28 October 2021
700 years after the death of the Florentine poet and philosopher Dante Alighieri (b. c. 1265, d. 1321), the exhibition Inferno has opened at the Scuderie del Quirinale in Rome, Italy. Inspired by the infernal visions of Dante’s Divine Comedy, it explores the iconography of Hell, tracing its development and representation from the Middle Ages and the later Renaissance, all the way up to the modern era. In the process, it brings together some 235 works of art from over 80 museums and public and private collections across Europe. The British Library is delighted to be lending one of its most precious manuscripts, the Winchester Psalter (Cotton MS Nero C IV), to the exhibition, which will be on display at the museum from 15 October 2021 to 9 January 2022.
The Winchester Psalter appears in the first section of the exhibition, which explains the history of infernal iconography and highlights Dante’s interpretation of a centuries-old religious tradition in his writing. Made in the mid-12th-century, the manuscript is a bilingual copy of the Book of Psalms, written in Latin and Anglo-Norman French, the principal language of the aristocracy in England after the Norman Conquest. The book was probably commissioned by the Bishop of Winchester, Henry of Blois (b. c. 1096, d. 1171), younger brother to the English King Stephen (r. 1135-1154), and then housed at Winchester’s Old Minster.
The Psalter is notable for its extensive illustrative programme, with 39 pages of narrative illustrations of subjects from the Old and New Testaments prefacing the Psalms. They include scenes from the Books of Genesis and Exodus, the Life of the Virgin Mary, and the Life of Christ. The final image in this narrative sequence is a striking representation of the Last Judgement.
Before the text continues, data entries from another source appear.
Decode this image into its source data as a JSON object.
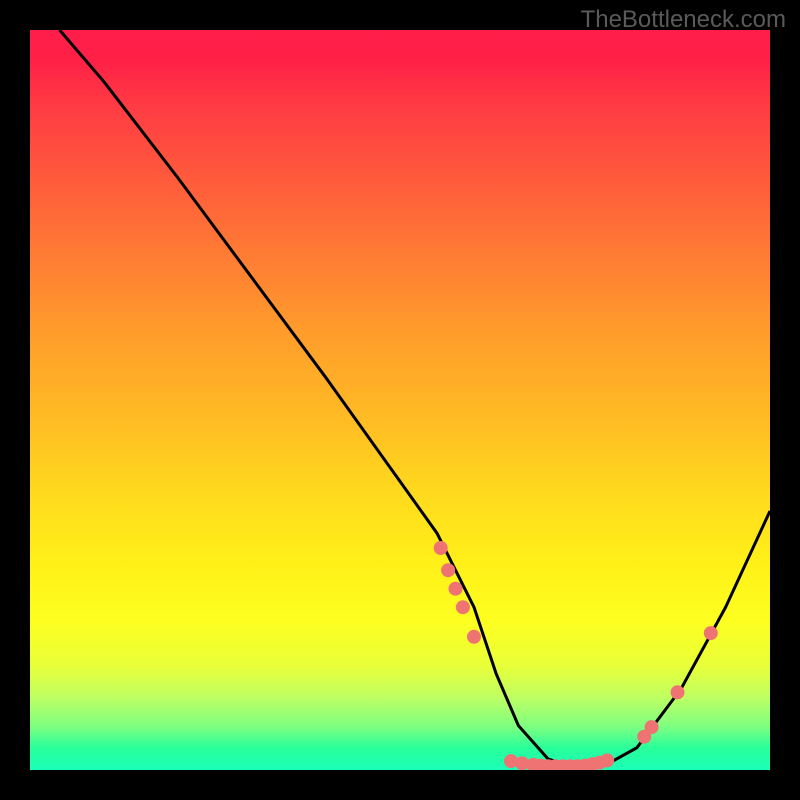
{
  "watermark": "TheBottleneck.com",
  "chart_data": {
    "type": "line",
    "title": "",
    "xlabel": "",
    "ylabel": "",
    "xlim": [
      0,
      100
    ],
    "ylim": [
      0,
      100
    ],
    "series": [
      {
        "name": "curve",
        "x": [
          4,
          10,
          20,
          30,
          40,
          50,
          55,
          60,
          63,
          66,
          70,
          74,
          78,
          82,
          88,
          94,
          100
        ],
        "y": [
          100,
          93,
          80,
          66.5,
          53,
          39,
          32,
          22,
          13,
          6,
          1.5,
          0.2,
          0.8,
          3,
          11,
          22,
          35
        ]
      }
    ],
    "markers": [
      {
        "x": 55.5,
        "y": 30
      },
      {
        "x": 56.5,
        "y": 27
      },
      {
        "x": 57.5,
        "y": 24.5
      },
      {
        "x": 58.5,
        "y": 22
      },
      {
        "x": 60,
        "y": 18
      },
      {
        "x": 65,
        "y": 1.2
      },
      {
        "x": 66.5,
        "y": 0.9
      },
      {
        "x": 68,
        "y": 0.7
      },
      {
        "x": 69,
        "y": 0.6
      },
      {
        "x": 70,
        "y": 0.5
      },
      {
        "x": 71,
        "y": 0.5
      },
      {
        "x": 72,
        "y": 0.5
      },
      {
        "x": 73,
        "y": 0.5
      },
      {
        "x": 74,
        "y": 0.5
      },
      {
        "x": 75,
        "y": 0.6
      },
      {
        "x": 76,
        "y": 0.8
      },
      {
        "x": 77,
        "y": 1.0
      },
      {
        "x": 78,
        "y": 1.3
      },
      {
        "x": 83,
        "y": 4.5
      },
      {
        "x": 84,
        "y": 5.8
      },
      {
        "x": 87.5,
        "y": 10.5
      },
      {
        "x": 92,
        "y": 18.5
      }
    ],
    "colors": {
      "curve": "#000000",
      "marker": "#ef7373"
    }
  }
}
The Last Judgement scene is principally designed around an iconography known as the ‘Mouth of Hell’, the representation of the entrance to Hell as the mouth of a beast that swallows demons and the souls of the damned alike. The iconography developed towards the end of the 11th century in England and soon became a popular motif in art and literature across medieval Europe. It frequently appeared on the pages of illuminated manuscripts, where it featured in depictions of the Fall of the Angels, the Harrowing of Hell, and the Last Judgement.
The Winchester Psalter’s depiction of the hell-mouth is one of the most elaborate to survive from this period. It shows two gigantic creatures, with hairy bodies and bloodshot eyes, whose mouths meet to form a single gaping maw at the centre of the page. Within the dark abyss of the maw, we see horned devils and demons carrying whips, flails, and pitchforks, corralling a shifting mass of naked sinners. The crowd includes figures from all parts of medieval society, from kings and queens in golden crowns, to monks with tonsured heads, to lay people.
Overlooking the hell-mouth in the centre, a pair of dragonheads emerge from the folds in each creature’s neck, their long fangs forming the hinges of the red gates of Hell, which an archangel then locks with a large key. Meanwhile, a caption at the top of the page, written in Anglo-Norman French, states, ‘Ici est enfers et li angels ki enferme les porteis’ (Here is Hell and the angel who closes the doors).
You can visit Inferno and see the Winchester Psalter and its Last Judgement scene in person at the Scuderie del Quirinale in Rome from 15th October 2021 to 9 January 2022. The exhibition catalogue Inferno is edited by Jean Clair and published by Electa.